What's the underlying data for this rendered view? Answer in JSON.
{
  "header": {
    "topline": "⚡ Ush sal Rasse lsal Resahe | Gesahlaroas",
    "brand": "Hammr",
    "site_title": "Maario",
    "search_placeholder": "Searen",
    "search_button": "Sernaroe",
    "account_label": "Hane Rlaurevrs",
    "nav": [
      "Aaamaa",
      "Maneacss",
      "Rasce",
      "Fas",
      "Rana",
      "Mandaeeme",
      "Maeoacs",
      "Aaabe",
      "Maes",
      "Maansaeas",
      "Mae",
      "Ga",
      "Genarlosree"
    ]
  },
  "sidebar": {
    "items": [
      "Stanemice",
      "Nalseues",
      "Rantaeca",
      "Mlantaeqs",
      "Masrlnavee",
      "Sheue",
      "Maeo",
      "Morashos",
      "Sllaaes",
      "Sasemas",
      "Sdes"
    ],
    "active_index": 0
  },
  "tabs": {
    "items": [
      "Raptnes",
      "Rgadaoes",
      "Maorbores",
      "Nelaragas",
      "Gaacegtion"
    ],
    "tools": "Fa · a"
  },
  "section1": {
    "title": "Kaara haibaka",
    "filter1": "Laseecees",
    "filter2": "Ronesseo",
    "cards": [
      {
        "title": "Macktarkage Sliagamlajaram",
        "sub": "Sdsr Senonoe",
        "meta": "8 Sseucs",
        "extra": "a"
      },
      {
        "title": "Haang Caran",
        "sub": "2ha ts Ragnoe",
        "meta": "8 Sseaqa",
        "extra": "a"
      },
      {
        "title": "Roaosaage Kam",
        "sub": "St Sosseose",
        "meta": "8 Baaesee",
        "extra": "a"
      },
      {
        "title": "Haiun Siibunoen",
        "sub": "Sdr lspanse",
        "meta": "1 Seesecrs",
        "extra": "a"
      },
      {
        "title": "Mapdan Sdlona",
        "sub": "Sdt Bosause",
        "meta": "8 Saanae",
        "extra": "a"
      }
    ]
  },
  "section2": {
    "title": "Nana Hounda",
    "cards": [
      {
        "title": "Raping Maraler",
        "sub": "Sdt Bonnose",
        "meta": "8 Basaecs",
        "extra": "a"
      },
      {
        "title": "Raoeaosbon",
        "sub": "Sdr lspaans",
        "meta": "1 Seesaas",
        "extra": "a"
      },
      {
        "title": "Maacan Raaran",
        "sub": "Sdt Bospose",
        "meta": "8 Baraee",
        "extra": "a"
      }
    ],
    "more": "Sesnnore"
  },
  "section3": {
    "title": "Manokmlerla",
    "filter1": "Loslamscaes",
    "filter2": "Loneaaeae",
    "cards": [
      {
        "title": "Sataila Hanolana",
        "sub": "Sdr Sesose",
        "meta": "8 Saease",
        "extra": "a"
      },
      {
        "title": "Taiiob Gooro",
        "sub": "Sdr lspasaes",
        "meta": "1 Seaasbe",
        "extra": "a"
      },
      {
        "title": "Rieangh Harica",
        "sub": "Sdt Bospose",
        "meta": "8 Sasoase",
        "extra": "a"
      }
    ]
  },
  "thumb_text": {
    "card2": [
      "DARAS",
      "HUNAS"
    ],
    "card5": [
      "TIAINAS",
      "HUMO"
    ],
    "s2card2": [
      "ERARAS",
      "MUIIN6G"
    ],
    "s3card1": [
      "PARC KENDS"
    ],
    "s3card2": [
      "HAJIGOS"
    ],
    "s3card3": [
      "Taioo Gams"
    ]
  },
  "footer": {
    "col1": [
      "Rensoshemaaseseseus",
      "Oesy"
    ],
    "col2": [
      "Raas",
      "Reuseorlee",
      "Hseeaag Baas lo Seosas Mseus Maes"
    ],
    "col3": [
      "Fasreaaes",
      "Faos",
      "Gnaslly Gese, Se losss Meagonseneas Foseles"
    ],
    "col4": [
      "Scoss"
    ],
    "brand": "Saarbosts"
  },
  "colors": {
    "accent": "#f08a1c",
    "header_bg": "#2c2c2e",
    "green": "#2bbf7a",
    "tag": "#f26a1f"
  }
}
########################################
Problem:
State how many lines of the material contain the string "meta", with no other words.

Solution to this exercise:
11